Nadav Kander’s Yangtze The Long River opening last night at Flowers gallery.
Nadav is perhaps my favorite living photographer. I adore his portraits. His latest series capture Yangtze river (third longest river in the world) in a co-evolution with the monumental man-made constructions mushrooming on its banks.
The subjects of the photos are imposing and intimidating but Nadav captures/”paints” them as a delicate pencil sketch on a faded papyrus. The titanic construction sites and (what is usually) a force of nature - the river- fade quietly into the background, allowing the all-so-human inhabitants of Yangtze’s shores shine out like tiny springs of grass in the cracks of the asphalt.

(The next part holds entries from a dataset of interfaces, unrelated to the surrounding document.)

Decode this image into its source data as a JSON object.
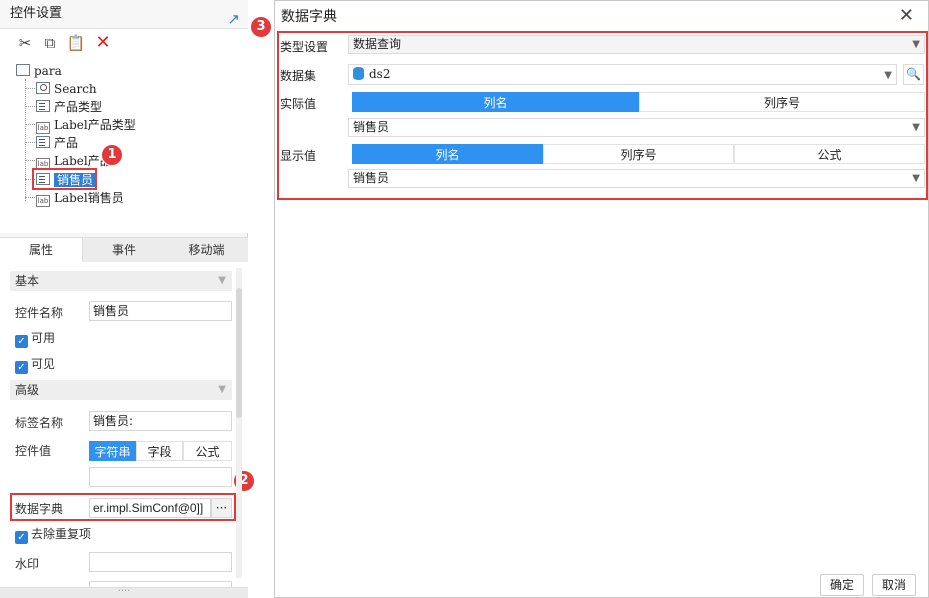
{
  "left_panel": {
    "title": "控件设置",
    "toolbar": {
      "cut": "cut-icon",
      "copy": "copy-icon",
      "paste": "paste-icon",
      "delete": "delete-icon"
    },
    "tree": {
      "root": "para",
      "children": [
        "Search",
        "产品类型",
        "Label产品类型",
        "产品",
        "Label产品",
        "销售员",
        "Label销售员"
      ]
    },
    "tabs": [
      "属性",
      "事件",
      "移动端"
    ],
    "sections": {
      "basic": "基本",
      "advanced": "高级"
    },
    "fields": {
      "widget_name_label": "控件名称",
      "widget_name_value": "销售员",
      "enabled_label": "可用",
      "visible_label": "可见",
      "tag_name_label": "标签名称",
      "tag_name_value": "销售员:",
      "widget_value_label": "控件值",
      "widget_value_options": [
        "字符串",
        "字段",
        "公式"
      ],
      "dict_label": "数据字典",
      "dict_value": "er.impl.SimConf@0]]",
      "dict_more": "···",
      "dedupe_label": "去除重复项",
      "watermark_label": "水印"
    },
    "badges": [
      "1",
      "2"
    ]
  },
  "dialog": {
    "title": "数据字典",
    "badge": "3",
    "type_label": "类型设置",
    "type_value": "数据查询",
    "dataset_label": "数据集",
    "dataset_value": "ds2",
    "actual_label": "实际值",
    "actual_tabs": [
      "列名",
      "列序号"
    ],
    "actual_value": "销售员",
    "display_label": "显示值",
    "display_tabs": [
      "列名",
      "列序号",
      "公式"
    ],
    "display_value": "销售员",
    "ok": "确定",
    "cancel": "取消"
  },
  "colors": {
    "accent": "#2f91f0",
    "highlight_red": "#e23a3a",
    "selection": "#2f7fd8"
  }
}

They picnic, fish and bathe… and it looks so Kafkaesque. They might as well be magnificent theatrical tableaux vivants, but what makes it incredible is that they’re, in fact, capturing China fast-changing reality in its surreal glory.

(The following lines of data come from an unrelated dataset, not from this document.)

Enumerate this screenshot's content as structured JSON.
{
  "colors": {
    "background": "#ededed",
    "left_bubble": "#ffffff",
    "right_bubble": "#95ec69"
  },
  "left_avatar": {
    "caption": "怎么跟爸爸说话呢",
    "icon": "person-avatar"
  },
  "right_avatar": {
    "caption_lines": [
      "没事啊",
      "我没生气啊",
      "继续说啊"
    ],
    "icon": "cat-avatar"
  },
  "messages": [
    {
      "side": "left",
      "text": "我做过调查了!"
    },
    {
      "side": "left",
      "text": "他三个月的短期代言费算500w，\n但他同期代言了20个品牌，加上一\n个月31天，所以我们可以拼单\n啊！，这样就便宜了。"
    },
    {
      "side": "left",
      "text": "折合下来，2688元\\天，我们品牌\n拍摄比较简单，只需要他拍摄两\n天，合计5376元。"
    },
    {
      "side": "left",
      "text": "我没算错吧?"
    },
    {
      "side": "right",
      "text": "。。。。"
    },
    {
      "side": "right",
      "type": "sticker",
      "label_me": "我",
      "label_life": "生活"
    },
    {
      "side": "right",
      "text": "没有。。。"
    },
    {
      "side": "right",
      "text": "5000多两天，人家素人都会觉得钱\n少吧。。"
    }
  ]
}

The atmosphere in the photographs is thick and sticky-sweet like creme brulee. It swallows the river and half-built bridges and cranes, and I wonder if this color is caused by the pollution. If that is the reason, this series remind me of Monet’s paintings of the stunning sunsets over the British Parliament enveloped with industrial smog of Victorian era.